The Atomic Energy Act of 1954, 42 U.S.C. §§ 2011-2021, 2022-2286i, 2296a-2297h-13, is a United States federal law that covers for the development, regulation, and disposal of nuclear materials and facilities in the United States.
|Long title||An Act to amend the Atomic Energy Act of 1946, as amended, and for other purposes.|
|Enacted by||the 83rd United States Congress|
|Effective||August 30, 1954|
|Statutes at Large||68 Stat. 919|
|Acts amended||Atomic Energy Act of 1946|
|Titles amended||42 U.S.C.: Public Health and Social Welfare|
|U.S.C. sections amended||42 U.S.C. ch. 14|
It was an amendment to the Atomic Energy Act of 1946 and substantially refined certain aspects of the law, including increased support for the possibility of a civilian nuclear industry. Notably it made it possible for the government to allow private companies to gain technical information (Restricted Data) about nuclear energy production and the production of fissile materials, allowing for greater exchange of information with foreign nations as part of President Dwight D. Eisenhower's Atoms for Peace program, and reversed certain provisions in the 1946 law which had made it impossible to patent processes for generating nuclear energy or fissile materials.
The H.R. 9757 legislation was passed by the 83rd U.S. Congressional session and signed into law by President Dwight Eisenhower on August 30, 1954.

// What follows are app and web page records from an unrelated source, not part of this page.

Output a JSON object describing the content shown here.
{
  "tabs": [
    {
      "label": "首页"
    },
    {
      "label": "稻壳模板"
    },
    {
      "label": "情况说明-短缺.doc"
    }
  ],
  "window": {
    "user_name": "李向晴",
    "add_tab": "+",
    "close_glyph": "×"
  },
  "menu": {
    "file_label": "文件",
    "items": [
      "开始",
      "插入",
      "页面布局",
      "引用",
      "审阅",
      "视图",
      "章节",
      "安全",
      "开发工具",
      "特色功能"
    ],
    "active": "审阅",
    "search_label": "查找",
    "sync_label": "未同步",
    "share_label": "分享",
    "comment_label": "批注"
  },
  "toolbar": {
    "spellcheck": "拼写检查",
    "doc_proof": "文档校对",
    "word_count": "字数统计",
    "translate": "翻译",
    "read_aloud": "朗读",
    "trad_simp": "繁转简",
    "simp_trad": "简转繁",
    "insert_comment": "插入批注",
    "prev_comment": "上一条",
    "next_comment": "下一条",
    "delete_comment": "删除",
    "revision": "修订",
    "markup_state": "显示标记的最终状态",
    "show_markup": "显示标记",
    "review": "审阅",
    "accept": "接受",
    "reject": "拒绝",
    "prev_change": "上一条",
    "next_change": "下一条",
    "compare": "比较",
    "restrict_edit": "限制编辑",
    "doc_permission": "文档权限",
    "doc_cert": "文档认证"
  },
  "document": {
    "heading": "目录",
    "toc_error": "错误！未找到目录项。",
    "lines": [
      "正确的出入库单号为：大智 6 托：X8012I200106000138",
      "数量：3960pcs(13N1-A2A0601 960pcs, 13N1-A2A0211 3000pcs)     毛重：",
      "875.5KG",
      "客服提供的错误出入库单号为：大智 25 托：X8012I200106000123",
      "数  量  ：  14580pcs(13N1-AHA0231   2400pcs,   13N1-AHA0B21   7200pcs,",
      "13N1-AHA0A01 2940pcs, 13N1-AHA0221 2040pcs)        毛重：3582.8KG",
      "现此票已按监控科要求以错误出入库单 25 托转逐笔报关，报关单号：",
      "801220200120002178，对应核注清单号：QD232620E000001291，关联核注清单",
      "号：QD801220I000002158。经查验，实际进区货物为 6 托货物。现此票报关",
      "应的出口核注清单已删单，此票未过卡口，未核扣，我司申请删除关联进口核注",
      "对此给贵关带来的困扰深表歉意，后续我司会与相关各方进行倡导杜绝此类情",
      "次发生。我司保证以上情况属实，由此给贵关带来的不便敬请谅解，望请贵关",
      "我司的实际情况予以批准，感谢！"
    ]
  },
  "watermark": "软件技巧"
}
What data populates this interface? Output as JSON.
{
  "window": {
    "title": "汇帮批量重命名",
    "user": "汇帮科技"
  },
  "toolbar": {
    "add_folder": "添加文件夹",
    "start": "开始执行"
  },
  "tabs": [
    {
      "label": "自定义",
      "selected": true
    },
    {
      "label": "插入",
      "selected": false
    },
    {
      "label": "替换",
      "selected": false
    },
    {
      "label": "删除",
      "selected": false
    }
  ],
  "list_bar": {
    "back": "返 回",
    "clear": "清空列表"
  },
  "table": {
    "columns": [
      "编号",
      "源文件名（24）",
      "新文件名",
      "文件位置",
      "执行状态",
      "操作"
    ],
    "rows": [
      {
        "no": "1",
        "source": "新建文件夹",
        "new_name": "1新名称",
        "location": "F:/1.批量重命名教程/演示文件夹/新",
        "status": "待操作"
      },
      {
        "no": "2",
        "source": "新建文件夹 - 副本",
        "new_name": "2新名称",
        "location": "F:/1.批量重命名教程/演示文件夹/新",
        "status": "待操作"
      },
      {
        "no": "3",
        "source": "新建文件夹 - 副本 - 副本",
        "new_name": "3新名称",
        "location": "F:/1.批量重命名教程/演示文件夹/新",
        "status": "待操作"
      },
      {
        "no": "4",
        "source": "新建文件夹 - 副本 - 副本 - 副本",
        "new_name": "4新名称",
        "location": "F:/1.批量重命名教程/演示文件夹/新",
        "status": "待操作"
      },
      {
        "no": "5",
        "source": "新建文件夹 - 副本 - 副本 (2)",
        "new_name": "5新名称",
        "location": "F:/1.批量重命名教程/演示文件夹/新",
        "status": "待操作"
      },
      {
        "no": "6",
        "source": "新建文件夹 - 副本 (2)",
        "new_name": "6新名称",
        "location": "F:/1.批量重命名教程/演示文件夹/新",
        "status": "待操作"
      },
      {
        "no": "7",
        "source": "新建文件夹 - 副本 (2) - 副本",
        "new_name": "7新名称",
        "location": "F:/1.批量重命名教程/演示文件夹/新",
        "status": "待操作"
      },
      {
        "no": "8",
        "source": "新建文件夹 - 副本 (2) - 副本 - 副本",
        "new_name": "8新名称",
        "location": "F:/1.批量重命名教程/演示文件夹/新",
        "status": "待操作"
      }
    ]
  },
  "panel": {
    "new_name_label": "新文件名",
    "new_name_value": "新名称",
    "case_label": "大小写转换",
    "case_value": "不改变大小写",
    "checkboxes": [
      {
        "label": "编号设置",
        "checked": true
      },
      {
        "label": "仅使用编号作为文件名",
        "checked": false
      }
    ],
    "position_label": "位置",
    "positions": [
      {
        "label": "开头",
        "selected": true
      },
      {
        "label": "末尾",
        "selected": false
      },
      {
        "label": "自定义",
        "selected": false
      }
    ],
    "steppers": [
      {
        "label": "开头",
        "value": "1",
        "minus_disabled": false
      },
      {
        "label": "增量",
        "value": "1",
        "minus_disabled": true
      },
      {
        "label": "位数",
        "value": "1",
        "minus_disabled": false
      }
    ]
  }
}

The Nuclear Regulatory Commission described the Atomic Energy Act as, "the fundamental U.S. law on both the civilian and the military uses of nuclear materials."